Falling for the Flu
At a literary reading, I paused to think when the speaker said something about outside events reflecting inside struggles, and as the evening progressed, I wondered if he knew just how meaningful those words were.
Diran Adebayo gave a reading at George Washington University and began by saying he was a little "flu-y", but it didn't really seem to be a problem. At least not at first. He talked about and around his writing and read a lengthy passage from his first novel.
At one point he stopped and asked for a chair and then added water to that request. Or maybe it was the other way around. After the second request, he bowed his head and his forehead glistened with sweat.
Slowly, but quickly, he crumpled, fell into the lectern, and then collasped onto the floor. He didn't hit the floor hard, but at the very end his head bounced like a gentle rubber ball. His hands twisted inward and they shook. Then they stopped. His eyes were closed.
He looked like a corpse.
The audience was stunned. It was terrifying. No one could have reached him in time to prevent the fall. A university professor who was in the front row had gone to get the requested chair. If he hadn't, he may have been able to catch the man before he fell.

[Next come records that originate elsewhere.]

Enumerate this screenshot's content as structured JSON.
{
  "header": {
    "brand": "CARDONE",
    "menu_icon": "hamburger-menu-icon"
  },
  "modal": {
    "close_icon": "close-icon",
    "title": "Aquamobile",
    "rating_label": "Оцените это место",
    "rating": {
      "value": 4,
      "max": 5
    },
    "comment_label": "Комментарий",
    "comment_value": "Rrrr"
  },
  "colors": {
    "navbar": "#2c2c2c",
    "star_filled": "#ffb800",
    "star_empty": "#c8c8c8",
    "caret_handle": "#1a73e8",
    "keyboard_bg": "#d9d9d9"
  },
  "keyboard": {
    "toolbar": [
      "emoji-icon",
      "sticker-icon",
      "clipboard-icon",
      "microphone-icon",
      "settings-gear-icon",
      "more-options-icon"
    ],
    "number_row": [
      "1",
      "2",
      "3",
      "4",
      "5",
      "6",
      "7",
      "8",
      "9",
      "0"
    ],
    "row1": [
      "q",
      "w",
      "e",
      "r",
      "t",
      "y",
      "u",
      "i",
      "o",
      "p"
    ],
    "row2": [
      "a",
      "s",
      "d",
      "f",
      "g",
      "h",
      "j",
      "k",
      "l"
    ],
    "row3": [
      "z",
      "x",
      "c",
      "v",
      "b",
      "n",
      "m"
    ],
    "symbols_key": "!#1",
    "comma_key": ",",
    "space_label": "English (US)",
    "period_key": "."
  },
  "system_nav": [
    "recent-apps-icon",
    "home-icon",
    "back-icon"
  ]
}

Things really do change in an instant. The author reading from his work became a corpse-like being on the floor and then just as quickly, the corpse became a man who said he was fine. He insisted on continuing the reading, refusing to even sit in a chair. One woman in the audience said we'd all feel better if he did, but to no avail. (Later, as he continued the reading, he exhibited a manic energy that belied the collapse we had witnessed earlier.)
Someone called campus services, and to the author's annoyance they insisted that he get checked out. The audience murmured about the fact that a man whose head has just ping-ponged on the floor now had to climb stairs and go to where campus medical services could check him out. Why couldn't they come to him?

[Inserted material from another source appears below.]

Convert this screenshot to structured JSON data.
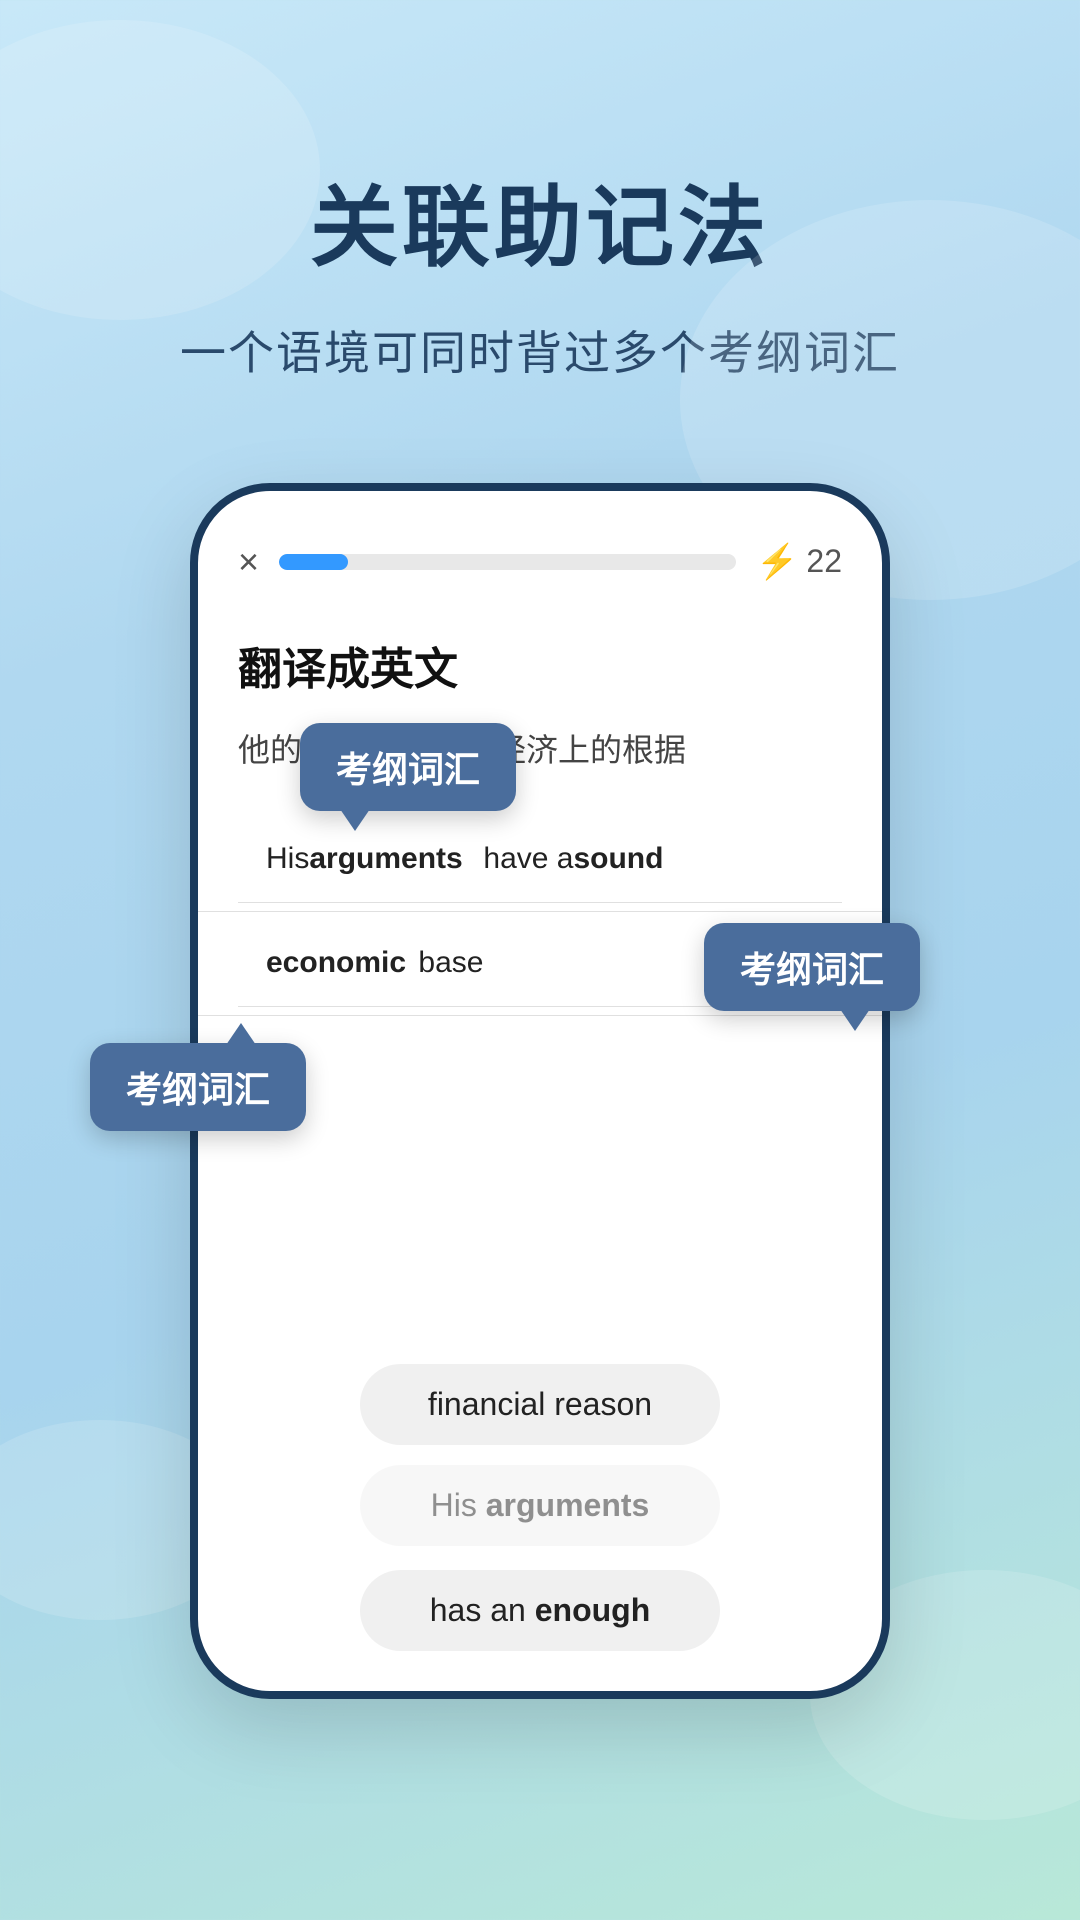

Just this week I have been listening to the audio version of Wickett's Remedy, a book that centers on Boston and the effects of the 1918 Spanish flu epidemic. This was back when the flu was referred to by its full name, influnenza. Influenza is serious business; a grown-up version of the flu. Watching in horror as someone who claimed to have a touch of the flu fainted, reminded me of this. I could go on and mention that dreaded flu that we hear so much about, but I won't.
The girl sitting next to me wore Ugg-like boots and had a styrofoam carton that I had presumed held something like french fries. When she opened it, I saw that it actually held edamame.
We were all a little shell-shocked. Unguarded, she said something about him being a "big, black man". (He was on the tallish side, rather thin, and not at all big.)
She was talking more to herself that to me and I think she uttered this phrase to indicate her disbelief that this type of thing could happen to such a a person.
I decided not to challenge this particular view, nor the years of stereotypes that lay underneath it.
She went on to talk about how he had visited her class earlier in the day, and she chirped about what a great writer he was.
A Brit with Nigerian heritage,he spoke of how black authors always have to deal with race and how he tries to get away from that. Later during the Q&A (fainting or not, the man was not leaving before he finished) someone asked about the seeming contradiction between his saying that it is not right that black authors always have to deal with race and the fact that his writing deals so much with that very topic.
Being no stranger to the SBW (Strong Black Woman) syndrome, I know what it is to insist that you are alright. Although his insistence may have had more to do with some macho pride than race. Whatever it was, those of us who stayed remained nervous throughout the rest of the program, still shaken by what we saw.